- Ten 8 oz. cups of coffee per day is considered excessive intake of caffeine.
You may want to limit your caffeine intake if:
- You are prone to stress, anxiety, or sleep problems.
- You are a woman with painful, lumpy breasts.
- You have acid reflux or stomach ulcers
- You have high blood pressure that does get lower with medicine.
- You have problems with fast or irregular heart rhythms.
- You have chronic headaches.
Watch how much caffeine a child gets. Caffeine is a stimulant and a hyperactive child may need to avoid it. Small amounts of caffeine during pregnancy are safe. Avoid large amounts.
- Caffeine, like alcohol, travels through your bloodstream to the placenta. It can have a negative effect on a developing baby. Caffeine is a stimulant, so it increases your heart rate and metabolism. Both of these can affect the baby.

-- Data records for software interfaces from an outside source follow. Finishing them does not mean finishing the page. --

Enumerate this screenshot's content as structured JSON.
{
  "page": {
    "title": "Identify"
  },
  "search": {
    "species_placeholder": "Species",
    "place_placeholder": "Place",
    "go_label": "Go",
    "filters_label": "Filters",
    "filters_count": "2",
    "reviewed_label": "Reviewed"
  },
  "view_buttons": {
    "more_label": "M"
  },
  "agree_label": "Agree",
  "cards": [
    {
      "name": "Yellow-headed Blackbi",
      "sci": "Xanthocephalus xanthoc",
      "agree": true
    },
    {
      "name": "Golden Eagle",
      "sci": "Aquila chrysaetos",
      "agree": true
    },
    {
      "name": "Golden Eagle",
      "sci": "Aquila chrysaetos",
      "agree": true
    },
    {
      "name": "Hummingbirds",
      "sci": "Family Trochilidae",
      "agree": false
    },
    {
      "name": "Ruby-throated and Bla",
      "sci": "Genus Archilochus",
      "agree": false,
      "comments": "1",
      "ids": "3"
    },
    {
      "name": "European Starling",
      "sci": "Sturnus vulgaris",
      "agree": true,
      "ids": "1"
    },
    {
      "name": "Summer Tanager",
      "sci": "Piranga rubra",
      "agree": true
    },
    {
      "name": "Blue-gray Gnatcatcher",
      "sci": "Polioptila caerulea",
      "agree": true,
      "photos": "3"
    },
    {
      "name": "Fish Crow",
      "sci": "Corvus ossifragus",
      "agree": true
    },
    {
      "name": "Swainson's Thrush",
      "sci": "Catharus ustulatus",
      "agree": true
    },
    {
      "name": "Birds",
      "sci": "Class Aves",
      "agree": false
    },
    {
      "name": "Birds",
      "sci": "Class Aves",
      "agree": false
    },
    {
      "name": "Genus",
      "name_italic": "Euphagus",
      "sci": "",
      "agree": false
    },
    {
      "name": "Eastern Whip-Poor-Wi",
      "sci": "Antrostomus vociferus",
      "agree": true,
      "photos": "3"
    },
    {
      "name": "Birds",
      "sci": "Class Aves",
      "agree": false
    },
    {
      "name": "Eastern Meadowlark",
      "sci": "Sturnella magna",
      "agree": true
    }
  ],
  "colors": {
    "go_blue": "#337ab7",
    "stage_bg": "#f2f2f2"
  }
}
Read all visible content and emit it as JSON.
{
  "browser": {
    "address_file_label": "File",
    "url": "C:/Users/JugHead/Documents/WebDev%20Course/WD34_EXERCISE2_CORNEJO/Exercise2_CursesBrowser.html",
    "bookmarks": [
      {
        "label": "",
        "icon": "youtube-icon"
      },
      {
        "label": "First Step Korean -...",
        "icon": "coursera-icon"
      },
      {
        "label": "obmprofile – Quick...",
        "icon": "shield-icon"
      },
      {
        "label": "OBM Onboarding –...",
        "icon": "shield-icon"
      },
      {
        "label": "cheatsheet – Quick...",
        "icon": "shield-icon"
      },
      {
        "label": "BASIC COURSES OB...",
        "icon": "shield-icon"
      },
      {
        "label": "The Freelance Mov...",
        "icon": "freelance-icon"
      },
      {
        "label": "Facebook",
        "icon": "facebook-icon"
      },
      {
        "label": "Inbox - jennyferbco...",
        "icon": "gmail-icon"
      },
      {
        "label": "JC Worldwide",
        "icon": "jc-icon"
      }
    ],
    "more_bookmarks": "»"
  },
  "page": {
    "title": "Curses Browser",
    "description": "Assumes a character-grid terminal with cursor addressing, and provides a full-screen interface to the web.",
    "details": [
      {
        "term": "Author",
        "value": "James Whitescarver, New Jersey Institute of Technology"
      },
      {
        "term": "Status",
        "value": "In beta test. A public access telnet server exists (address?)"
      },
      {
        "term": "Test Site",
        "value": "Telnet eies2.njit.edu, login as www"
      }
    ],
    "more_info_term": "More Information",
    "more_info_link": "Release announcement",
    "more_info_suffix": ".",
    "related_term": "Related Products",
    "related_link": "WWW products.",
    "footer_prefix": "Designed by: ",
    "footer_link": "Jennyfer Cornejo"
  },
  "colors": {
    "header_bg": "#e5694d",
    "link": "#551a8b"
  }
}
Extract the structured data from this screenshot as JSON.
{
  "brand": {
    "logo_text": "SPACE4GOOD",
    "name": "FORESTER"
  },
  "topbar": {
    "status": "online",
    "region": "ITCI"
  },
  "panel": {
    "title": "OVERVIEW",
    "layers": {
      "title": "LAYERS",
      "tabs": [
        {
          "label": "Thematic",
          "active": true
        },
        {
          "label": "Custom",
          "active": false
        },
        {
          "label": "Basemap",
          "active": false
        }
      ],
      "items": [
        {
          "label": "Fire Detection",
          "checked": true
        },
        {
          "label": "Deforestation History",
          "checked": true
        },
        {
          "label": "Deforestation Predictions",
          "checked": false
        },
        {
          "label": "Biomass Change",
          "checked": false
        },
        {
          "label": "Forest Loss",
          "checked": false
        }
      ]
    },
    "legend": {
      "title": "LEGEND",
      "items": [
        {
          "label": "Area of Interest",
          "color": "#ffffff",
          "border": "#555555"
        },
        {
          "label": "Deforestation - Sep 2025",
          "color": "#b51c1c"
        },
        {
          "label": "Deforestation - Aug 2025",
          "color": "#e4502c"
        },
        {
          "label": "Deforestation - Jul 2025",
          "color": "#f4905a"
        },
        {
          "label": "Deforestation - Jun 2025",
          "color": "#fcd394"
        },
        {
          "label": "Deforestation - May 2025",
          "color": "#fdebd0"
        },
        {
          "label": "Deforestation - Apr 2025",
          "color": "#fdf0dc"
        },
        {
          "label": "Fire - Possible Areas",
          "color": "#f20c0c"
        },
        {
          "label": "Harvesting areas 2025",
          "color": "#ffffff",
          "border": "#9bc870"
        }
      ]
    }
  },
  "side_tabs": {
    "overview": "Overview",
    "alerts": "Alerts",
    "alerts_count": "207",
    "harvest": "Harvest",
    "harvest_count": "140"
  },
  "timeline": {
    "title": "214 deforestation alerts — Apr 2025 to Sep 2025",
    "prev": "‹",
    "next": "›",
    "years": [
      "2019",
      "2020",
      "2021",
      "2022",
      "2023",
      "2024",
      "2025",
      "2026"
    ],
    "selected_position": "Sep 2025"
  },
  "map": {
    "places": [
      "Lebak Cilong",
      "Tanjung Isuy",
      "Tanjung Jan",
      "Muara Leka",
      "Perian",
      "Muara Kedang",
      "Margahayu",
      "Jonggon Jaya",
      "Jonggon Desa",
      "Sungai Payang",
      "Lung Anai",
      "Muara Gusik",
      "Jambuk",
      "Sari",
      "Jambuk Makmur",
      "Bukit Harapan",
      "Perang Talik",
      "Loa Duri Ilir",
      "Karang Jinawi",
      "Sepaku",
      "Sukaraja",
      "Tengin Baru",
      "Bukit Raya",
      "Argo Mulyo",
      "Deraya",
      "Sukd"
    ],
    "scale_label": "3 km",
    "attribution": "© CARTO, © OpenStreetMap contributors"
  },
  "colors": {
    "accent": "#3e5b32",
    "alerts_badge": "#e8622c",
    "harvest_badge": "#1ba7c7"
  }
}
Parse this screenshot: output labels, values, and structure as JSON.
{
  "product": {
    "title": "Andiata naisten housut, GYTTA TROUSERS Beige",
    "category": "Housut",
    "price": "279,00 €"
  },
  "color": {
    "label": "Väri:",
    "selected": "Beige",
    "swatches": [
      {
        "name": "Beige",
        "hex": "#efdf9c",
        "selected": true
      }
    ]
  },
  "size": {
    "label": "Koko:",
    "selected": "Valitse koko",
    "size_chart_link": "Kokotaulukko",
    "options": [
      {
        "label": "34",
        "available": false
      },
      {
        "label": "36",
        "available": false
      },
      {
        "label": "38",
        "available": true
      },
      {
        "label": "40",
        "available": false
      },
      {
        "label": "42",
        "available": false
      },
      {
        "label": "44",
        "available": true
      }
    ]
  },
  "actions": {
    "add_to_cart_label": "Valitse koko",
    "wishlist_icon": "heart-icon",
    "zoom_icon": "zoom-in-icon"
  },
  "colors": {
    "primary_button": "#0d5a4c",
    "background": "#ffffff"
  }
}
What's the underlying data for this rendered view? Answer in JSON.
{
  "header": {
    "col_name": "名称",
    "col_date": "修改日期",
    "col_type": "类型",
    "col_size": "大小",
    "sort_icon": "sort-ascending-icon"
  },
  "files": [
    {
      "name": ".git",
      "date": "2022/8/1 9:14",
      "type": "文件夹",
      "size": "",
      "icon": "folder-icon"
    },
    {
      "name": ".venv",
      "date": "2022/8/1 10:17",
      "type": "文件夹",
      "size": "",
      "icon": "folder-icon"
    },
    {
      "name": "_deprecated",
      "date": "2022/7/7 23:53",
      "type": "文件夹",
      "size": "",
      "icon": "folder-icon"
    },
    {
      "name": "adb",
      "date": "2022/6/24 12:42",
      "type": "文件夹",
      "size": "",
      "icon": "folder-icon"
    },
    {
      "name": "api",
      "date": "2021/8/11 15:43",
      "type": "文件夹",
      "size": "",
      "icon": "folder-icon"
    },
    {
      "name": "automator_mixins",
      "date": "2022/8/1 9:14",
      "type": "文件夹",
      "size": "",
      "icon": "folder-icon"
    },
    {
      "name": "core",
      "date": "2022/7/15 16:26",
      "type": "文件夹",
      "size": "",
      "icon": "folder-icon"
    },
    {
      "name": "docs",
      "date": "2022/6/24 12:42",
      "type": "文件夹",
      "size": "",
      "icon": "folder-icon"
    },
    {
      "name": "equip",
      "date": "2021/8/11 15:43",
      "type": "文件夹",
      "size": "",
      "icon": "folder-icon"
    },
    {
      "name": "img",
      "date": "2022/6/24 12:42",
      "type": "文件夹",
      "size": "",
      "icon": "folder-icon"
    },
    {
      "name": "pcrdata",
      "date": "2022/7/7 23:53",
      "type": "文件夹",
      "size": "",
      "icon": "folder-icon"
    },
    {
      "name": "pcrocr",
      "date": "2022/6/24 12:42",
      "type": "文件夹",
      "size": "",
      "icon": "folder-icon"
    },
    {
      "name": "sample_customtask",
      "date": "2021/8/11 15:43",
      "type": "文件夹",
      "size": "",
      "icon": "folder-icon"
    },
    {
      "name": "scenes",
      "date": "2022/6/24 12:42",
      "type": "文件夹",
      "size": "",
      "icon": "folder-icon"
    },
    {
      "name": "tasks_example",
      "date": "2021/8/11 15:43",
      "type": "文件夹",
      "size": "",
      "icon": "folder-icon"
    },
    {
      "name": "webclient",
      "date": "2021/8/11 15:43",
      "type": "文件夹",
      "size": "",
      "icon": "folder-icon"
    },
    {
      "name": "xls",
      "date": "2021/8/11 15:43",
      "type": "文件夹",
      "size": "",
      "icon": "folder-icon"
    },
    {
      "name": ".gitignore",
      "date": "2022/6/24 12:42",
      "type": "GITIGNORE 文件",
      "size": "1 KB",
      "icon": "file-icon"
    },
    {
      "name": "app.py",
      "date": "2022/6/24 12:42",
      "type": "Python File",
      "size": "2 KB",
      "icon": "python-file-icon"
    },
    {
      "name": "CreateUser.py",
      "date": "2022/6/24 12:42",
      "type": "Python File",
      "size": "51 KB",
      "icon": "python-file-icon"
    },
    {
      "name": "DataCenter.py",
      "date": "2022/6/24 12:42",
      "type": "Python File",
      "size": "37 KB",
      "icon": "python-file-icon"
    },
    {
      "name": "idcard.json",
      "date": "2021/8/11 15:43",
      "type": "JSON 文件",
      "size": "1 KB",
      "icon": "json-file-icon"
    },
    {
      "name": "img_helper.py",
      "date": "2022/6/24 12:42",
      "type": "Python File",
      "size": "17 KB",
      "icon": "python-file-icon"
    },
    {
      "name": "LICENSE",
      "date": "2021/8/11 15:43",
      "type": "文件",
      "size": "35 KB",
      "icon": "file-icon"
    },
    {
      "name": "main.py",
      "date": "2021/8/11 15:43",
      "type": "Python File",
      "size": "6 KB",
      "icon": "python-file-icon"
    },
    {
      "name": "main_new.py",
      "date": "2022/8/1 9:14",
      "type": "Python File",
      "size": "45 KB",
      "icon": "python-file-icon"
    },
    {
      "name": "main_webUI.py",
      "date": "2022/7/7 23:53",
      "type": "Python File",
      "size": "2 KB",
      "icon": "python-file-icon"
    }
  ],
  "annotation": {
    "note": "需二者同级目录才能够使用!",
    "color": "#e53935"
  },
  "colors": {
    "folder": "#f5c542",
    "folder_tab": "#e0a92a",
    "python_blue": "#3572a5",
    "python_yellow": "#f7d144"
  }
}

- During pregnancy, 300 mg of caffeine a day may increase the risk of miscarriage. It is fine to have 1 or 2 small cups of caffeinated coffee or tea a day during pregnancy. However, limit your intake to less than 200 mg per day.
Many drugs will interact with caffeine. Talk to your health care provider about possible interactions with the medicines you take.
If you are trying to cut back on caffeine, reduce your intake slowly to prevent withdrawal symptoms.
Chin JM et al. Caffeine content of brewed teas. J Anal Toxicol. 2008;32(8):702-4. PMID: 19007524 www.ncbi.nlm.nih.gov/pubmed/19007524.
Gagne L, Maizes V. Osteoporosis. In: Rakel D, ed. Integrative Medicine. 3rd ed. Philadelphia, PA: Elsevier Saunders; 2012:chap 37.
Simpson JL, Jauniaux ERM. Pregnancy loss. In: Gabbe SG, Niebyl JR, Simpson JL, et al, eds. Obstetrics: Normal and Problem Pregnancies. 6th ed. Philadelphia, PA: Elsevier Saunders; 2012:chap 26.
Reviewed By: Emily Wax, RD, The Brooklyn Hospital Center, Brooklyn, NY. Also reviewed by David Zieve, MD, MHA, Isla Ogilvie, PhD, and the A.D.A.M. Editorial team.